Cars kill more people than guns do. Yet rarely do you hear national debates about what classes of casr citizens should be allowed to own, or whether we should be allowed to drive at all. According to Bloomberg, traffic deaths are actually decreasing while gun deaths are increasing. The site estimates both are relatively equal at this point, causing between 30,000 and 35,000 deaths each year.
Just as there are logical ways to deal with gun control in the U.S., there could be logical responses to the problems caused by automobiles. Better public transportation infrastructure, a reduction in urban sprawl, and economic incentives to not own a car are all places to start. Other cities around the world are already leading by example. London introduced massive fees for drivers entering the center of the city, which successfully helped reduce traffic congestion. Bogota, Colombia drastically transformed itself on a campaign that emphasized a return to a walkable, pedestrian-friendly city. Copenhagen did the same with bikes.
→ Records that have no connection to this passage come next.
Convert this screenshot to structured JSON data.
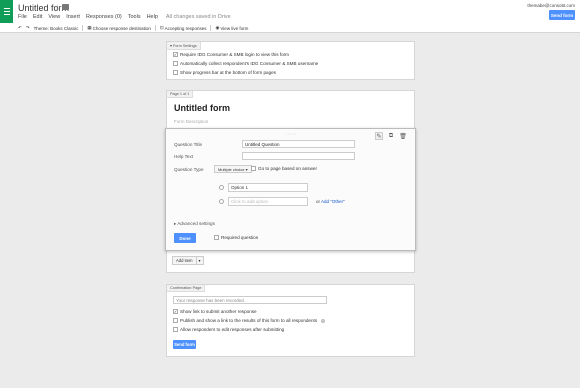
{
  "header": {
    "title": "Untitled form",
    "menu": [
      "File",
      "Edit",
      "View",
      "Insert",
      "Responses (0)",
      "Tools",
      "Help"
    ],
    "saved_status": "All changes saved in Drive",
    "user_email": "themabe@conso5t.com",
    "send_button": "Send form"
  },
  "toolbar": {
    "theme": "Theme: Books Classic",
    "destination": "Choose response destination",
    "accepting": "Accepting responses",
    "view_live": "View live form"
  },
  "settings": {
    "tab": "Form Settings",
    "options": [
      {
        "label": "Require IDG Consumer & SMB login to view this form",
        "checked": true
      },
      {
        "label": "Automatically collect respondent's IDG Consumer & SMB username",
        "checked": false
      },
      {
        "label": "Show progress bar at the bottom of form pages",
        "checked": false
      }
    ]
  },
  "form": {
    "page_tab": "Page 1 of 1",
    "title": "Untitled form",
    "description_placeholder": "Form Description"
  },
  "question": {
    "title_label": "Question Title",
    "title_value": "Untitled Question",
    "help_label": "Help Text",
    "help_value": "",
    "type_label": "Question Type",
    "type_value": "Multiple choice",
    "goto_label": "Go to page based on answer",
    "option1": "Option 1",
    "add_option_placeholder": "Click to add option",
    "or_text": "or",
    "add_other": "Add \"Other\"",
    "advanced": "Advanced settings",
    "done": "Done",
    "required": "Required question"
  },
  "add_item": "Add item",
  "confirmation": {
    "tab": "Confirmation Page",
    "message": "Your response has been recorded.",
    "options": [
      {
        "label": "Show link to submit another response",
        "checked": true
      },
      {
        "label": "Publish and show a link to the results of this form to all respondents",
        "checked": false
      },
      {
        "label": "Allow responders to edit responses after submitting",
        "checked": false
      }
    ],
    "send_button": "Send form"
  },
  "colors": {
    "accent": "#4d90fe",
    "app_green": "#0f9d58"
  }
}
Owning a car is undeniably great. You can go wherever you want, whenever you want, with whomever you want. You don’t have to rely on unreliable train schedules, and you can load up as many belongings as you can fit.
Owning a car is also expensive. In the past month, I’ve racked up a $73 parking ticket, spent hundreds of dollars in gas, and now have to worry about an insurance increase after the accident. I even have to take a break in writing this to move my car for weekly “street cleaning.”
Owning a car is great and expensive, but most importantly it is dangerous. Public campaigns to deter people from drunk driving send an important message, but the emphasis also needs to be on automobiles in general. If gun control advocates can argue against accidental gun violence, they should be incensed at accidental traffic death. It sounds ridiculous because of how ingrained automobiles have become in our culture, how easily we can toss around phrases like “accidents happen,” but we have to remember that there are safer alternatives, that that’s not necessarily true.